**DIRECTIONS FOR THIS TASK:** Where a line in the records below includes "días", pull that line out.

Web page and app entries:
::::

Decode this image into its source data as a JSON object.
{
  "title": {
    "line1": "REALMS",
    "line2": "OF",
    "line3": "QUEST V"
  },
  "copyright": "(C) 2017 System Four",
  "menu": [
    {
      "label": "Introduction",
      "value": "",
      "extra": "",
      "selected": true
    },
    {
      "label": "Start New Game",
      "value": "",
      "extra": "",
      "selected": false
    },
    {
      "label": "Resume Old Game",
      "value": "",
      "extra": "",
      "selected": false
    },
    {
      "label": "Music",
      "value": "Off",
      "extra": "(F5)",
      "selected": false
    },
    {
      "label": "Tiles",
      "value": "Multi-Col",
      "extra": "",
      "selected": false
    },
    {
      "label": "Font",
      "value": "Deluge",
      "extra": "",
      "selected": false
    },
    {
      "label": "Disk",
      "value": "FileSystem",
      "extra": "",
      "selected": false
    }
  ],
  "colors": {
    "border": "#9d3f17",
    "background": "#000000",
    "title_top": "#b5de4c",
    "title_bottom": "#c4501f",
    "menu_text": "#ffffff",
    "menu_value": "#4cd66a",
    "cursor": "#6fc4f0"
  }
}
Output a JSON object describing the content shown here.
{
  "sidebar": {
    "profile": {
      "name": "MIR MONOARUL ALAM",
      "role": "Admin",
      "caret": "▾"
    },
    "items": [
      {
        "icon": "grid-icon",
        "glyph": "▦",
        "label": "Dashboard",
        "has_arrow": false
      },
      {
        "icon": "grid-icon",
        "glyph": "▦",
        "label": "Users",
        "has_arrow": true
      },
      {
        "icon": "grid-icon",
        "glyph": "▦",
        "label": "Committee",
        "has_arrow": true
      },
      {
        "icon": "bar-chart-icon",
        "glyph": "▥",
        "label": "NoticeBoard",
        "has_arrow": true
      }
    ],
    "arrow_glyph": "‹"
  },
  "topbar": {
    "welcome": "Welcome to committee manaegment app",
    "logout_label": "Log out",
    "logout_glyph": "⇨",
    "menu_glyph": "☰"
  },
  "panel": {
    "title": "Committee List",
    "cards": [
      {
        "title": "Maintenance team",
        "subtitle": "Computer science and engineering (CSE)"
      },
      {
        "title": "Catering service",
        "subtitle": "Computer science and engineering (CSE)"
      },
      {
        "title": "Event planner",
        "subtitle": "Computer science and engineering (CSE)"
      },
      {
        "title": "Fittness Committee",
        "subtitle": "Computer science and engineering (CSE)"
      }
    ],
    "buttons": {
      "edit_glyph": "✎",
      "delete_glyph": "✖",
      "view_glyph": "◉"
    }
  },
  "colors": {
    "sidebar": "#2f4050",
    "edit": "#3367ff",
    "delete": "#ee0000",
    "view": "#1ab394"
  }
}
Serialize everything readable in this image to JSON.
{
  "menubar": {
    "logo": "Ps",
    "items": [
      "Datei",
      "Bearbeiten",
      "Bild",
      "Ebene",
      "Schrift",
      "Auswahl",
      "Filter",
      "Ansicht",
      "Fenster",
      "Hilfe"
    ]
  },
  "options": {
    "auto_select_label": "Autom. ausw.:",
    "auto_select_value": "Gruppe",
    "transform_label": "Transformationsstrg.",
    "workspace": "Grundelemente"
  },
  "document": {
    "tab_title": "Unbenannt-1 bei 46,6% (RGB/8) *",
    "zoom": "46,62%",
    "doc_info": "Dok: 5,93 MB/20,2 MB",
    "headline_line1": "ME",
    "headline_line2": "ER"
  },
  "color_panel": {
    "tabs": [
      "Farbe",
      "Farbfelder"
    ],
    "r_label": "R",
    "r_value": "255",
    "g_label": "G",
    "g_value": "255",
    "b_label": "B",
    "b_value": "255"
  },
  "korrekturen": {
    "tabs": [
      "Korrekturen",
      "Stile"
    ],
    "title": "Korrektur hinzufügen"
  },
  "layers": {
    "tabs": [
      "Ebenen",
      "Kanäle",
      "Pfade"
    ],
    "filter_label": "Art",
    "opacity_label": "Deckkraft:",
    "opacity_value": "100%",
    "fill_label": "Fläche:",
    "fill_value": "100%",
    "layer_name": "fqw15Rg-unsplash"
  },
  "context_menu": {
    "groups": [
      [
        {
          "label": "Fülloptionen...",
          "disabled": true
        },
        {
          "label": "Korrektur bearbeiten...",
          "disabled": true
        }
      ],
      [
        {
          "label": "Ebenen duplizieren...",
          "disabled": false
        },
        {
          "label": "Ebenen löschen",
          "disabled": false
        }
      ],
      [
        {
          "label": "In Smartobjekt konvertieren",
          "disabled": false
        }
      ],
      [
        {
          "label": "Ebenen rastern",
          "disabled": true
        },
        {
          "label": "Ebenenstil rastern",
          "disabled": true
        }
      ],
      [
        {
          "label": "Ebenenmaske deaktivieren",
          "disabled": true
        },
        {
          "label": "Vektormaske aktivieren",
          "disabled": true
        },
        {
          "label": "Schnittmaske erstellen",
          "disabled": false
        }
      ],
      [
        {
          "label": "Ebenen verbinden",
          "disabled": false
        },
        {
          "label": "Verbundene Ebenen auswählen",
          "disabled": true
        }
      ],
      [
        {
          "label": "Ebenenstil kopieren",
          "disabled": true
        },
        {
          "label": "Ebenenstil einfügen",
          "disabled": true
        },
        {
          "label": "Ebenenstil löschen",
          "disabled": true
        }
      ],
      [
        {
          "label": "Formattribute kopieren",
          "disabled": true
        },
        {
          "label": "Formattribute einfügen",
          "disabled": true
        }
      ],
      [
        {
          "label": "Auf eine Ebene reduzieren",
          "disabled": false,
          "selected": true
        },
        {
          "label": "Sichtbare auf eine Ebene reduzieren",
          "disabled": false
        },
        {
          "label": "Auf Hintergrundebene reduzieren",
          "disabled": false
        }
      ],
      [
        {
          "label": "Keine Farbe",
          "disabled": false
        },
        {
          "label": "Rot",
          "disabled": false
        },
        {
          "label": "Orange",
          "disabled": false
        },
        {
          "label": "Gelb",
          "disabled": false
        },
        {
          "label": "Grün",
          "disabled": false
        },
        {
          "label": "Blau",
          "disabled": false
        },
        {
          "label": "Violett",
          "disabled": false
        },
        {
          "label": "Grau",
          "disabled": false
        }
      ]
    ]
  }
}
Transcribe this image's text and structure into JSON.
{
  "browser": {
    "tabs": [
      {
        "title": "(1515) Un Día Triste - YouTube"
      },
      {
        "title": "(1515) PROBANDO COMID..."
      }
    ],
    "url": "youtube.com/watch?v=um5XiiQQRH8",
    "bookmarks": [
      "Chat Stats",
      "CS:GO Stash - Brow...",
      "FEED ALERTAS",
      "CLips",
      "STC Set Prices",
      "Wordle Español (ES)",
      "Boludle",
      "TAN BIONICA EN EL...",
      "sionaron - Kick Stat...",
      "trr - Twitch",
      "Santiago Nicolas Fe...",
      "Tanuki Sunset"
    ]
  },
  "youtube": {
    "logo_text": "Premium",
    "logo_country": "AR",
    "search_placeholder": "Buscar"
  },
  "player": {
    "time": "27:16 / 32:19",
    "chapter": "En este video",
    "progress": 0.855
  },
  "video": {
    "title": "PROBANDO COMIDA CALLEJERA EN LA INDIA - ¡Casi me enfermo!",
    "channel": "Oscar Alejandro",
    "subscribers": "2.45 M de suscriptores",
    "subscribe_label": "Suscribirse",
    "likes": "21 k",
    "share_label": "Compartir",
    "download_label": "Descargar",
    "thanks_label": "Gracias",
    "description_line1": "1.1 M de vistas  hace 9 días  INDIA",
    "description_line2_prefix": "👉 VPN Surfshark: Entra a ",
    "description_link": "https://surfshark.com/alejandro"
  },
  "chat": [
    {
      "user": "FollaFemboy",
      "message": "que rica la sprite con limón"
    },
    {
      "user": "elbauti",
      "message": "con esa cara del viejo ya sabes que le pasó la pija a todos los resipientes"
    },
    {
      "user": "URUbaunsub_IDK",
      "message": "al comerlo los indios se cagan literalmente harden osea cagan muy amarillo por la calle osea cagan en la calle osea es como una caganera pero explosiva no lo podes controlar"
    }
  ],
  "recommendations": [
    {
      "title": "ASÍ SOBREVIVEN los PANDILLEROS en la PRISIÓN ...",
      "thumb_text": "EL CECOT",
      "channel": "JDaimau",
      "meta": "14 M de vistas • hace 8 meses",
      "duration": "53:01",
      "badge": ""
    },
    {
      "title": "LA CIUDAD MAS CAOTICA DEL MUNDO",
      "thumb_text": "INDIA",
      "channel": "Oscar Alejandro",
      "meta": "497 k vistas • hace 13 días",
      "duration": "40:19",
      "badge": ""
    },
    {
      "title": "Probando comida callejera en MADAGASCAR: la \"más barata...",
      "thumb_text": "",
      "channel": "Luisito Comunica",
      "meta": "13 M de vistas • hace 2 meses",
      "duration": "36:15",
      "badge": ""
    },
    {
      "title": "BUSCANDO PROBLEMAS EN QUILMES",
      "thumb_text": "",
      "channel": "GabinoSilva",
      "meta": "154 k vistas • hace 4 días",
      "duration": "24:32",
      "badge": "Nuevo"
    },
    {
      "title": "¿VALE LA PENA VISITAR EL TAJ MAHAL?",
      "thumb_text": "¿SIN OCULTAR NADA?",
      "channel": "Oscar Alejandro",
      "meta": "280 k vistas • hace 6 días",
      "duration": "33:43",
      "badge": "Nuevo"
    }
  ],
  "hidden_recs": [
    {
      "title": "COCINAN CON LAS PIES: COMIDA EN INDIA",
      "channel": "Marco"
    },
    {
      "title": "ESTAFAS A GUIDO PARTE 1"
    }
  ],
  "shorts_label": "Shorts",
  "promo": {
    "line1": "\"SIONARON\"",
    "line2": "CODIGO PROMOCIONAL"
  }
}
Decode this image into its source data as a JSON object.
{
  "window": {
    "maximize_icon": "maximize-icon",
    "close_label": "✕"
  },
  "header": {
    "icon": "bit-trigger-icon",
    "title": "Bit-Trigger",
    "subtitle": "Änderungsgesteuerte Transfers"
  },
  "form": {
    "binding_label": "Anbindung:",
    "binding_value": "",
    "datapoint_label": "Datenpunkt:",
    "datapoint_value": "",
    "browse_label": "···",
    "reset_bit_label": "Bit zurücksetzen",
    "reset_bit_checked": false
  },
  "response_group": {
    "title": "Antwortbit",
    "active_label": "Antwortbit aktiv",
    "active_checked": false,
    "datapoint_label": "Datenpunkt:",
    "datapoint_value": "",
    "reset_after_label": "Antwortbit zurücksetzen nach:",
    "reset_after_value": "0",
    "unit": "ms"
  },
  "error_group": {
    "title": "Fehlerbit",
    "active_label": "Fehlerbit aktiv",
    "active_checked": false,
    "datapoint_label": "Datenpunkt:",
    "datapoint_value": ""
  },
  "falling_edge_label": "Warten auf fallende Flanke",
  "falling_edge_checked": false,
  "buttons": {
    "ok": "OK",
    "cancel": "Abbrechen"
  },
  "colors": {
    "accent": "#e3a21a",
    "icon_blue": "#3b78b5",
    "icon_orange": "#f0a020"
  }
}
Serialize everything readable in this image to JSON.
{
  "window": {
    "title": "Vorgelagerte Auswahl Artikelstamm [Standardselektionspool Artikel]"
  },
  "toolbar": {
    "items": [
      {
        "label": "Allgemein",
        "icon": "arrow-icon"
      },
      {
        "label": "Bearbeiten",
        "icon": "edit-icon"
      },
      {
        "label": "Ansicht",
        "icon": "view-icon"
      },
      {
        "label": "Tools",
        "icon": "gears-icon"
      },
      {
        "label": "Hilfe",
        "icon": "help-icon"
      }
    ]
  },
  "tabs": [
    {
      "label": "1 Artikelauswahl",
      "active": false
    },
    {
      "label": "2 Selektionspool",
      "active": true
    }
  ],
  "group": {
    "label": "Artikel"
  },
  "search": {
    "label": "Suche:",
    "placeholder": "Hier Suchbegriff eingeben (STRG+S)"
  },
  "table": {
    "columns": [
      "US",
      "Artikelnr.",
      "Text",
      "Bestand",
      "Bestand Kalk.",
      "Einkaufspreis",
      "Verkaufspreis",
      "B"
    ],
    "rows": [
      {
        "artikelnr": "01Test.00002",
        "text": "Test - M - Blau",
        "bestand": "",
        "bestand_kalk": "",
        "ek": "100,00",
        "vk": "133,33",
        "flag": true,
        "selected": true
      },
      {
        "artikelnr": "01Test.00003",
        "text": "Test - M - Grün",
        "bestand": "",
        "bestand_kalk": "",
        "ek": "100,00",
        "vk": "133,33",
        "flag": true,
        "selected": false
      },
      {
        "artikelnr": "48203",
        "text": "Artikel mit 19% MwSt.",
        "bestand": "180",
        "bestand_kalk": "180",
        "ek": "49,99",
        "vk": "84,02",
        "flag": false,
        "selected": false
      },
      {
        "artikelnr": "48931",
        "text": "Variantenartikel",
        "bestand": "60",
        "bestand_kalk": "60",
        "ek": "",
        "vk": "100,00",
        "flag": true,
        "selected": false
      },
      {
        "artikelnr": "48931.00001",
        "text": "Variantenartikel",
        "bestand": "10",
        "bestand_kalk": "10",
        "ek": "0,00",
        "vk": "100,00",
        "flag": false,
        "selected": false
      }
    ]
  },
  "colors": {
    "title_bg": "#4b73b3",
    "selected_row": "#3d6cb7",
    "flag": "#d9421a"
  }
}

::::

**SOLUTION FOR THIS EXERCISE:**
    "description_line1": "1.1 M de vistas  hace 9 días  INDIA",
      "meta": "497 k vistas • hace 13 días",
      "meta": "154 k vistas • hace 4 días",
      "meta": "280 k vistas • hace 6 días",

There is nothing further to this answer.